WHAT IS EXPECTED ▸
Take each line from the material below that includes the string "this" and copy it.

DATA SUPPLIED ▸
====

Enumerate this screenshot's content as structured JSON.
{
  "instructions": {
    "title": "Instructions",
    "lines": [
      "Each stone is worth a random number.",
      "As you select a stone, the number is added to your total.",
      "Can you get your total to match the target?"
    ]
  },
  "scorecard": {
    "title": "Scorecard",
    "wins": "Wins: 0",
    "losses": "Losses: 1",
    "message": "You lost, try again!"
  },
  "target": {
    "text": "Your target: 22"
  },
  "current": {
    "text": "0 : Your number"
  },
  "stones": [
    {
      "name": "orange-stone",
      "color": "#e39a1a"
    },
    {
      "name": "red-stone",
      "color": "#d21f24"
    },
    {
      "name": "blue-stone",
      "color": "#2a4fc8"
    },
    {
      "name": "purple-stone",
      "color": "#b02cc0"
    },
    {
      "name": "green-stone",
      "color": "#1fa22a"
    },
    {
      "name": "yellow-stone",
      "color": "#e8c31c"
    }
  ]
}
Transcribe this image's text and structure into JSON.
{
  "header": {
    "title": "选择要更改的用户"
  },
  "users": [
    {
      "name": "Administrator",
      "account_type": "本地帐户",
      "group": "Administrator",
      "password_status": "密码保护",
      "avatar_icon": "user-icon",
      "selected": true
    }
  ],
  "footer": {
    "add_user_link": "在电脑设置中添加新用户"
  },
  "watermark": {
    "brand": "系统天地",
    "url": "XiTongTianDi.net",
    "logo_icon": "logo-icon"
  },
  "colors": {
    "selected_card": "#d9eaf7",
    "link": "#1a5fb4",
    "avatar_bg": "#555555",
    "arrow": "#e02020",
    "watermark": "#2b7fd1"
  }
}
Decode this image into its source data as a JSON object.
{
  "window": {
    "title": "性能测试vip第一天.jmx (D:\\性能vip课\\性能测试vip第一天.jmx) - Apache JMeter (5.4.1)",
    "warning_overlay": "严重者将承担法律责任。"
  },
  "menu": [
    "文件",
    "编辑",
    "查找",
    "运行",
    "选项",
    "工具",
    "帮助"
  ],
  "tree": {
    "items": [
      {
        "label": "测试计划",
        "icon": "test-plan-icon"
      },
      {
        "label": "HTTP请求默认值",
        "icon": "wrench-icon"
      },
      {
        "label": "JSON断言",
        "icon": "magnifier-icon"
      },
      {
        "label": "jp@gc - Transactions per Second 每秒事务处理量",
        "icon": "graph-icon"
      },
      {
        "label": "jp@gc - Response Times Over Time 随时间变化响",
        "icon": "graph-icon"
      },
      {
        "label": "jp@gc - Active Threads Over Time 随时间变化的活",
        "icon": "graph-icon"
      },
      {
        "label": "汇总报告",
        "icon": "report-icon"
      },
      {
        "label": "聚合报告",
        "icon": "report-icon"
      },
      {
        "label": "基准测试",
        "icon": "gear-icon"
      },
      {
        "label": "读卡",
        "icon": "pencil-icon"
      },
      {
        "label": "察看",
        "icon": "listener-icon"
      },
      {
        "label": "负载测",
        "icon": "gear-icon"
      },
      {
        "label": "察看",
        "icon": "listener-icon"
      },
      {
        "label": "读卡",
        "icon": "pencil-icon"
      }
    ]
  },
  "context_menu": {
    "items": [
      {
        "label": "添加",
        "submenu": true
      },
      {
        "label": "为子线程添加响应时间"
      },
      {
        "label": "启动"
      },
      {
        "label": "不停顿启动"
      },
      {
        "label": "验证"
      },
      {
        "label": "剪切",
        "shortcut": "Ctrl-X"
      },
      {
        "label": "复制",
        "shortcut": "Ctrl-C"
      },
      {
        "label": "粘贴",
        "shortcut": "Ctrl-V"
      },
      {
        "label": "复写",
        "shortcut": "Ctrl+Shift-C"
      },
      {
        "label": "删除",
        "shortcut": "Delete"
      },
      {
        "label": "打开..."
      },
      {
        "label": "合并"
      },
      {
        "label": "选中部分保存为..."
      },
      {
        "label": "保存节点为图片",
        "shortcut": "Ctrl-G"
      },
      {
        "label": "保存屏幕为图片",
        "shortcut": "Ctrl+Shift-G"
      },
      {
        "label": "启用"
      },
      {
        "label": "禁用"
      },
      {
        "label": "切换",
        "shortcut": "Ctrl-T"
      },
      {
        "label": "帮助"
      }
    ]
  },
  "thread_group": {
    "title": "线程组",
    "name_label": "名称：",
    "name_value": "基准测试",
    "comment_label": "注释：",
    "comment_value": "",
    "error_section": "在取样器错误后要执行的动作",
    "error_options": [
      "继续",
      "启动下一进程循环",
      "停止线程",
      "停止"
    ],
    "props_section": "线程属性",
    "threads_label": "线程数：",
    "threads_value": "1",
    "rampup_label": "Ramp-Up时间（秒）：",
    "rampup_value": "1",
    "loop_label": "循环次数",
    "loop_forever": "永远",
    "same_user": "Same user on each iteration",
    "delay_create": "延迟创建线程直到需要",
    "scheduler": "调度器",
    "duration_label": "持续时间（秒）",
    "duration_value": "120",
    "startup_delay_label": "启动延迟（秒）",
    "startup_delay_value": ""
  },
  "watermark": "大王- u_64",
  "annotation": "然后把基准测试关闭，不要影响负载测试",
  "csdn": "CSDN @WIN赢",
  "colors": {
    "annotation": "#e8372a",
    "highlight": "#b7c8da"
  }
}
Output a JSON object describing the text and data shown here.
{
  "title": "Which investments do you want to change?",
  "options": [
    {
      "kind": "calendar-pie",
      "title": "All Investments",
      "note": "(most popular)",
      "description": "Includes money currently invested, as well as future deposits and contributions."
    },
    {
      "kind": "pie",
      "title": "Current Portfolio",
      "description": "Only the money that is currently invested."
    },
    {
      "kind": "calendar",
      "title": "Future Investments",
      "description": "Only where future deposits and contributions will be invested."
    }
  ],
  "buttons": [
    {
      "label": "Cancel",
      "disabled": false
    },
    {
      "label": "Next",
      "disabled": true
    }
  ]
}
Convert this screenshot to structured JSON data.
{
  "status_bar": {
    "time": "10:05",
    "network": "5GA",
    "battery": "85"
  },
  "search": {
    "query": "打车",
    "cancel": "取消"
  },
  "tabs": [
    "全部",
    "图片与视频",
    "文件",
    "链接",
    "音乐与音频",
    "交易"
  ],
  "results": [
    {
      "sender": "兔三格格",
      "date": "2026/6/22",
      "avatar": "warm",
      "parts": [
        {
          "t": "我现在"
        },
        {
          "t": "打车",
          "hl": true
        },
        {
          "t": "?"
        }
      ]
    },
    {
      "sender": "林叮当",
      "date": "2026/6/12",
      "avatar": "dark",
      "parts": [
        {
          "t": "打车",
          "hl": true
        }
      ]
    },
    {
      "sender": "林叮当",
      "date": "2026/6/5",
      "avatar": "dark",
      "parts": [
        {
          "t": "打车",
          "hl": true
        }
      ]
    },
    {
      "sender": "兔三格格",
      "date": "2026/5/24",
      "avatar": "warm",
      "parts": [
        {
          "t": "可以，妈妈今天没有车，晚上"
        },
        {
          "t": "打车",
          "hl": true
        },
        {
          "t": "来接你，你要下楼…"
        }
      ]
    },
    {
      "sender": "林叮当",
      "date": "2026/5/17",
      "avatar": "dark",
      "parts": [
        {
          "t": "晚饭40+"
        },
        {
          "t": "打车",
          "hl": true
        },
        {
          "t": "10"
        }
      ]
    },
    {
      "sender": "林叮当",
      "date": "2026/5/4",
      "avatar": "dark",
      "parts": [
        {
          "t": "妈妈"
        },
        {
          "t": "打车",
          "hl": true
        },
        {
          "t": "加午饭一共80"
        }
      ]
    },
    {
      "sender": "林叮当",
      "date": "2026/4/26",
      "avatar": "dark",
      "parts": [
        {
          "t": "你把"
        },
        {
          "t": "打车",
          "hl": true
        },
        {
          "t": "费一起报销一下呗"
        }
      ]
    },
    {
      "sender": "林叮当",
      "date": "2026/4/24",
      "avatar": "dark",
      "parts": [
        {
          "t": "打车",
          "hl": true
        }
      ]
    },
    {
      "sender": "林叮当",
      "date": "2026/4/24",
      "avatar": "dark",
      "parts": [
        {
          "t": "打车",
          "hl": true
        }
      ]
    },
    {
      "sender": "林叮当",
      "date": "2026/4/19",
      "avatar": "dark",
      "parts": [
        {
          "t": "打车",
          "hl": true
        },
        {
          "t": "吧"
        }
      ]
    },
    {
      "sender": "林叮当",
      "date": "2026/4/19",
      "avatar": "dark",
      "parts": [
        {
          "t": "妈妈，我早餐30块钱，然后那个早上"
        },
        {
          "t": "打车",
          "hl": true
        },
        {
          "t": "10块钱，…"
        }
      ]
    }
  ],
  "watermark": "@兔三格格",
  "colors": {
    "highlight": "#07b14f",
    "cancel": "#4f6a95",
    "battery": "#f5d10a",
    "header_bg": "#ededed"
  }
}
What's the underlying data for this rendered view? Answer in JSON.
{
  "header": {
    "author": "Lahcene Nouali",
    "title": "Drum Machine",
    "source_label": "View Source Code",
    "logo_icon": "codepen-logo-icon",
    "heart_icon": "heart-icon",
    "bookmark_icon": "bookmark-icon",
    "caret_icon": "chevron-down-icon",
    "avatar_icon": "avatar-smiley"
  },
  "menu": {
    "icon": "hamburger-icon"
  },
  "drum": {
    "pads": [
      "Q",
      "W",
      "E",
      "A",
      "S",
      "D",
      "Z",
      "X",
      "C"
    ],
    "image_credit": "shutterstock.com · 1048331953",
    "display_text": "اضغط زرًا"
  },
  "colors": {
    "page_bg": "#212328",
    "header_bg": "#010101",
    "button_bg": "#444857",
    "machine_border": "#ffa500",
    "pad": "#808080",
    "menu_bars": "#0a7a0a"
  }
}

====

ANSWER SPACE ▸
Enumerate this screenshot's content as structured JSON.
Transcribe this image's text and structure into JSON.
Decode this image into its source data as a JSON object.
Convert this screenshot to structured JSON data.
What's the underlying data for this rendered view? Answer in JSON.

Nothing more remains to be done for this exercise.